■ Task goal ■
Retype the whole listing exactly. Leave out pictures.

=======

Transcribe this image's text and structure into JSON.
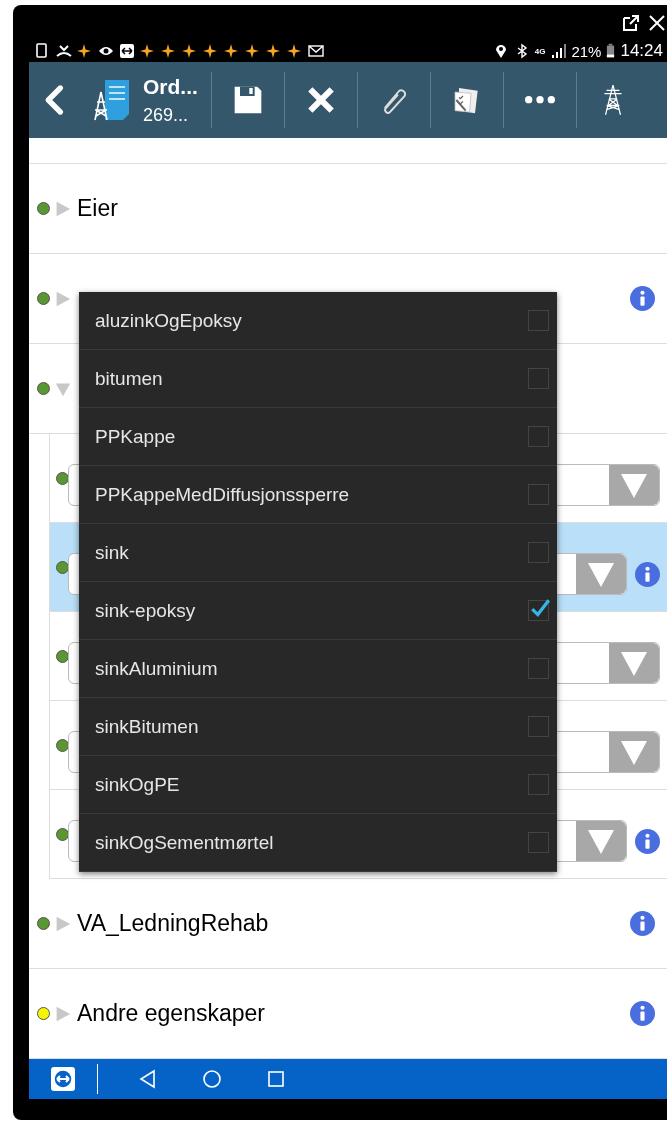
{
  "status_bar": {
    "network": "4G",
    "battery": "21%",
    "time": "14:24"
  },
  "toolbar": {
    "title": "Ord...",
    "subtitle": "269..."
  },
  "sections": [
    {
      "label": "Eier",
      "color": "#5a9632",
      "expanded": false,
      "info": false
    },
    {
      "color": "#5a9632",
      "expanded": false,
      "info": true
    },
    {
      "color": "#5a9632",
      "expanded": true,
      "info": false,
      "children": [
        {
          "color": "#5a9632",
          "selected": false,
          "info": false
        },
        {
          "color": "#5a9632",
          "selected": true,
          "info": true
        },
        {
          "color": "#5a9632",
          "selected": false,
          "info": false
        },
        {
          "color": "#5a9632",
          "selected": false,
          "info": false
        },
        {
          "color": "#5a9632",
          "selected": false,
          "info": true
        }
      ]
    },
    {
      "label": "VA_LedningRehab",
      "color": "#5a9632",
      "expanded": false,
      "info": true
    },
    {
      "label": "Andre egenskaper",
      "color": "#f5f500",
      "expanded": false,
      "info": true
    }
  ],
  "dropdown_options": [
    {
      "label": "aluzinkOgEpoksy",
      "checked": false
    },
    {
      "label": "bitumen",
      "checked": false
    },
    {
      "label": "PPKappe",
      "checked": false
    },
    {
      "label": "PPKappeMedDiffusjonssperre",
      "checked": false
    },
    {
      "label": "sink",
      "checked": false
    },
    {
      "label": "sink-epoksy",
      "checked": true
    },
    {
      "label": "sinkAluminium",
      "checked": false
    },
    {
      "label": "sinkBitumen",
      "checked": false
    },
    {
      "label": "sinkOgPE",
      "checked": false
    },
    {
      "label": "sinkOgSementmørtel",
      "checked": false
    }
  ]
}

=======

■ Final answer ■
Transcribe this image's text and structure into JSON.
{
  "status_bar": {
    "network": "4G",
    "battery": "21%",
    "time": "14:24"
  },
  "toolbar": {
    "title": "Ord...",
    "subtitle": "269..."
  },
  "sections": [
    {
      "label": "Eier",
      "color": "#5a9632",
      "expanded": false,
      "info": false
    },
    {
      "color": "#5a9632",
      "expanded": false,
      "info": true
    },
    {
      "color": "#5a9632",
      "expanded": true,
      "info": false,
      "children": [
        {
          "color": "#5a9632",
          "selected": false,
          "info": false
        },
        {
          "color": "#5a9632",
          "selected": true,
          "info": true
        },
        {
          "color": "#5a9632",
          "selected": false,
          "info": false
        },
        {
          "color": "#5a9632",
          "selected": false,
          "info": false
        },
        {
          "color": "#5a9632",
          "selected": false,
          "info": true
        }
      ]
    },
    {
      "label": "VA_LedningRehab",
      "color": "#5a9632",
      "expanded": false,
      "info": true
    },
    {
      "label": "Andre egenskaper",
      "color": "#f5f500",
      "expanded": false,
      "info": true
    }
  ],
  "dropdown_options": [
    {
      "label": "aluzinkOgEpoksy",
      "checked": false
    },
    {
      "label": "bitumen",
      "checked": false
    },
    {
      "label": "PPKappe",
      "checked": false
    },
    {
      "label": "PPKappeMedDiffusjonssperre",
      "checked": false
    },
    {
      "label": "sink",
      "checked": false
    },
    {
      "label": "sink-epoksy",
      "checked": true
    },
    {
      "label": "sinkAluminium",
      "checked": false
    },
    {
      "label": "sinkBitumen",
      "checked": false
    },
    {
      "label": "sinkOgPE",
      "checked": false
    },
    {
      "label": "sinkOgSementmørtel",
      "checked": false
    }
  ]
}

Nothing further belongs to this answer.